3. The ever-growing Internet of Things
The Internet of Things refers to all of our connected smart devices that process information at the edge or in the cloud. Mobile devices such as smartphones, tablets, laptops, smartwatches, Google Nests, Fitbits, and other smart devices are all connected to the internet and create what we call the IoT.
Anything connected to the internet is vulnerable to a data breach or cyber attack. In the age of remote work, most business computing devices are IoT devices, so the attack surface area for cybercriminals is vast. Even some children’s toys can be connected to the internet and continuously collect a steady stream of information.
Even if that child’s toy is only used by little Suzy, it was probably programmed using a parent’s email account. If that toy ever becomes compromised, then hackers can easily use brute force to get into more accounts using the email/password combo stolen from little Suzy’s doll.
The data shows that the average household in the United States has at least 10 connected device products. Using MFA can help reduce vulnerabilities caused by IoT devices by protecting the critical personal information that can be found on common connected devices.
4. More remote workers than ever before
In addition to an increase in mobile solutions, the pandemic also forced businesses to shift to hybrid and remote working models to accommodate social distancing regulations. At the peak of lockdowns in 2020, more than 70% of the workforce had shifted to remote work. Even as businesses have begun to reopen and return to the office, many organizations still allow their staff to work from home indefinitely or opt for a hybrid work model.
This is an excellent use case for MFA because, instead of working in-office with an office computer, a VPN, and IT a couple of floors away, remote workers are using personal devices to conduct business. And because many people are new to working from home, their cybersecurity protocols are not likely to be air-tight. MFA can help protect company assets and personal data while working from home.
5. Evolving compliance regulations
There has been a massive movement around the world focused on protecting user data and creating privacy rights for users of numerous apps and websites. The EU has led the way with their GDPR (General Data Protection Regulation), followed by California’s recent CCPA (California Consumer Privacy Act).
This privacy trend isn’t going away anytime soon, with the death of third-party cookies coming in 2023, and increasing pressure on governments to create data privacy regulations.
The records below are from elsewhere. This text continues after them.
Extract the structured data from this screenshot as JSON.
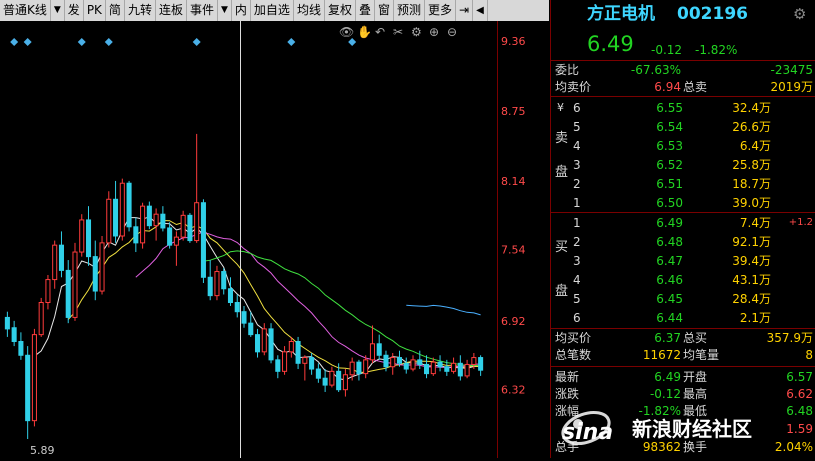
{
  "toolbar": {
    "items": [
      "普通K线",
      "发",
      "PK",
      "简",
      "九转",
      "连板",
      "事件",
      "内",
      "加自选",
      "均线",
      "复权",
      "叠",
      "窗",
      "预测",
      "更多"
    ]
  },
  "chart_data": {
    "type": "candlestick",
    "y_ticks": [
      "9.36",
      "8.75",
      "8.14",
      "7.54",
      "6.92",
      "6.32"
    ],
    "bottom_label": "5.89",
    "y_range": [
      5.89,
      9.36
    ],
    "candles": [
      [
        6.95,
        7.0,
        6.78,
        6.85
      ],
      [
        6.86,
        6.92,
        6.7,
        6.74
      ],
      [
        6.74,
        6.82,
        6.58,
        6.62
      ],
      [
        6.62,
        6.7,
        5.89,
        6.05
      ],
      [
        6.05,
        6.85,
        6.0,
        6.8
      ],
      [
        6.8,
        7.12,
        6.78,
        7.08
      ],
      [
        7.08,
        7.32,
        7.02,
        7.28
      ],
      [
        7.28,
        7.62,
        7.2,
        7.58
      ],
      [
        7.58,
        7.7,
        7.3,
        7.36
      ],
      [
        7.36,
        7.45,
        6.9,
        6.95
      ],
      [
        6.95,
        7.6,
        6.92,
        7.52
      ],
      [
        7.52,
        7.85,
        7.48,
        7.8
      ],
      [
        7.8,
        7.92,
        7.4,
        7.48
      ],
      [
        7.48,
        7.62,
        7.1,
        7.18
      ],
      [
        7.18,
        7.66,
        7.15,
        7.6
      ],
      [
        7.6,
        8.05,
        7.56,
        7.98
      ],
      [
        7.98,
        8.14,
        7.6,
        7.66
      ],
      [
        7.66,
        8.16,
        7.62,
        8.12
      ],
      [
        8.12,
        8.14,
        7.7,
        7.74
      ],
      [
        7.74,
        7.82,
        7.52,
        7.6
      ],
      [
        7.6,
        7.95,
        7.55,
        7.92
      ],
      [
        7.92,
        7.96,
        7.72,
        7.75
      ],
      [
        7.75,
        7.9,
        7.62,
        7.85
      ],
      [
        7.85,
        7.92,
        7.7,
        7.73
      ],
      [
        7.73,
        7.78,
        7.55,
        7.58
      ],
      [
        7.58,
        7.7,
        7.4,
        7.65
      ],
      [
        7.65,
        7.88,
        7.62,
        7.84
      ],
      [
        7.84,
        7.86,
        7.6,
        7.62
      ],
      [
        7.62,
        8.55,
        7.6,
        7.95
      ],
      [
        7.95,
        7.98,
        7.25,
        7.3
      ],
      [
        7.3,
        7.45,
        7.1,
        7.14
      ],
      [
        7.14,
        7.4,
        7.1,
        7.35
      ],
      [
        7.35,
        7.38,
        7.15,
        7.2
      ],
      [
        7.2,
        7.3,
        7.05,
        7.08
      ],
      [
        7.08,
        7.15,
        6.95,
        7.0
      ],
      [
        7.0,
        7.05,
        6.86,
        6.9
      ],
      [
        6.9,
        7.0,
        6.78,
        6.8
      ],
      [
        6.8,
        6.85,
        6.6,
        6.65
      ],
      [
        6.65,
        6.9,
        6.62,
        6.85
      ],
      [
        6.85,
        6.9,
        6.55,
        6.58
      ],
      [
        6.58,
        6.62,
        6.42,
        6.48
      ],
      [
        6.48,
        6.7,
        6.45,
        6.65
      ],
      [
        6.65,
        6.78,
        6.6,
        6.74
      ],
      [
        6.74,
        6.78,
        6.5,
        6.55
      ],
      [
        6.55,
        6.62,
        6.4,
        6.6
      ],
      [
        6.6,
        6.64,
        6.45,
        6.5
      ],
      [
        6.5,
        6.55,
        6.38,
        6.42
      ],
      [
        6.42,
        6.5,
        6.3,
        6.36
      ],
      [
        6.36,
        6.52,
        6.34,
        6.48
      ],
      [
        6.48,
        6.55,
        6.3,
        6.32
      ],
      [
        6.32,
        6.5,
        6.26,
        6.45
      ],
      [
        6.45,
        6.6,
        6.4,
        6.56
      ],
      [
        6.56,
        6.58,
        6.4,
        6.46
      ],
      [
        6.46,
        6.62,
        6.42,
        6.58
      ],
      [
        6.58,
        6.88,
        6.55,
        6.72
      ],
      [
        6.72,
        6.8,
        6.58,
        6.62
      ],
      [
        6.62,
        6.66,
        6.48,
        6.52
      ],
      [
        6.52,
        6.64,
        6.45,
        6.6
      ],
      [
        6.6,
        6.66,
        6.52,
        6.55
      ],
      [
        6.55,
        6.6,
        6.46,
        6.5
      ],
      [
        6.5,
        6.62,
        6.48,
        6.58
      ],
      [
        6.58,
        6.66,
        6.5,
        6.54
      ],
      [
        6.54,
        6.62,
        6.42,
        6.46
      ],
      [
        6.46,
        6.6,
        6.44,
        6.56
      ],
      [
        6.56,
        6.62,
        6.48,
        6.52
      ],
      [
        6.52,
        6.58,
        6.44,
        6.48
      ],
      [
        6.48,
        6.6,
        6.46,
        6.55
      ],
      [
        6.55,
        6.62,
        6.4,
        6.44
      ],
      [
        6.44,
        6.58,
        6.42,
        6.54
      ],
      [
        6.54,
        6.64,
        6.5,
        6.6
      ],
      [
        6.6,
        6.62,
        6.44,
        6.49
      ]
    ],
    "marker_days": [
      1,
      3,
      11,
      15,
      28,
      42,
      51
    ]
  },
  "quote": {
    "name": "方正电机",
    "code": "002196",
    "price": "6.49",
    "change": "-0.12",
    "change_pct": "-1.82%",
    "weibi_label": "委比",
    "weibi_pct": "-67.63%",
    "weibi_val": "-23475",
    "avg_sell_label": "均卖价",
    "avg_sell": "6.94",
    "total_sell_label": "总卖",
    "total_sell": "2019万",
    "sell_side_label": "卖盘",
    "asks": [
      {
        "lvl": "6",
        "price": "6.55",
        "vol": "32.4万"
      },
      {
        "lvl": "5",
        "price": "6.54",
        "vol": "26.6万"
      },
      {
        "lvl": "4",
        "price": "6.53",
        "vol": "6.4万"
      },
      {
        "lvl": "3",
        "price": "6.52",
        "vol": "25.8万"
      },
      {
        "lvl": "2",
        "price": "6.51",
        "vol": "18.7万"
      },
      {
        "lvl": "1",
        "price": "6.50",
        "vol": "39.0万"
      }
    ],
    "buy_side_label": "买盘",
    "bids": [
      {
        "lvl": "1",
        "price": "6.49",
        "vol": "7.4万",
        "extra": "+1.2"
      },
      {
        "lvl": "2",
        "price": "6.48",
        "vol": "92.1万",
        "extra": ""
      },
      {
        "lvl": "3",
        "price": "6.47",
        "vol": "39.4万",
        "extra": ""
      },
      {
        "lvl": "4",
        "price": "6.46",
        "vol": "43.1万",
        "extra": ""
      },
      {
        "lvl": "5",
        "price": "6.45",
        "vol": "28.4万",
        "extra": ""
      },
      {
        "lvl": "6",
        "price": "6.44",
        "vol": "2.1万",
        "extra": ""
      }
    ],
    "avg_buy_label": "均买价",
    "avg_buy": "6.37",
    "total_buy_label": "总买",
    "total_buy": "357.9万",
    "total_trades_label": "总笔数",
    "total_trades": "11672",
    "avg_per_trade_label": "均笔量",
    "avg_per_trade": "8",
    "latest_label": "最新",
    "latest": "6.49",
    "open_label": "开盘",
    "open": "6.57",
    "chg_label": "涨跌",
    "chg": "-0.12",
    "high_label": "最高",
    "high": "6.62",
    "chgpct_label": "涨幅",
    "chgpct": "-1.82%",
    "low_label": "最低",
    "low": "6.48",
    "lb_value": "1.59",
    "vol_label": "总手",
    "vol": "98362",
    "turnover_label": "换手",
    "turnover": "2.04%"
  },
  "watermark": {
    "logo": "sina",
    "text": "新浪财经社区"
  }
}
Since there are no federal data privacy regulations in the United States at the time of writing, the best way that you can begin to protect your privacy is to deploy MFA.
Protecting your personal and business privacy is of utmost importance as digital transformation sweeps across the globe. The ever-increasing number of devices connected to the IoT combined with the fact that more people are online than ever causes a chain reaction of vulnerability that when exploited can have far-reaching impacts.
Traditional methods of authentication such as simple username/password combinations are no longer enough to ensure security in an era of heightening cyberattacks. MFA creates a set of credentials that are unique to each individual, making it difficult for hackers to steal them and wreak havoc on your organization. MFA helps prevent data loss by using layers of security to block unauthorized users out while simplifying the login process for those who are authorized. If you want to avoid financial catastrophe, then don’t wait any longer to deploy MFA.
Note: This blog article was written by a guest contributor for the purpose of offering a wider variety of content for our readers. The opinions expressed in this guest author article are solely those of the contributor and do not necessarily reflect those of GlobalSign.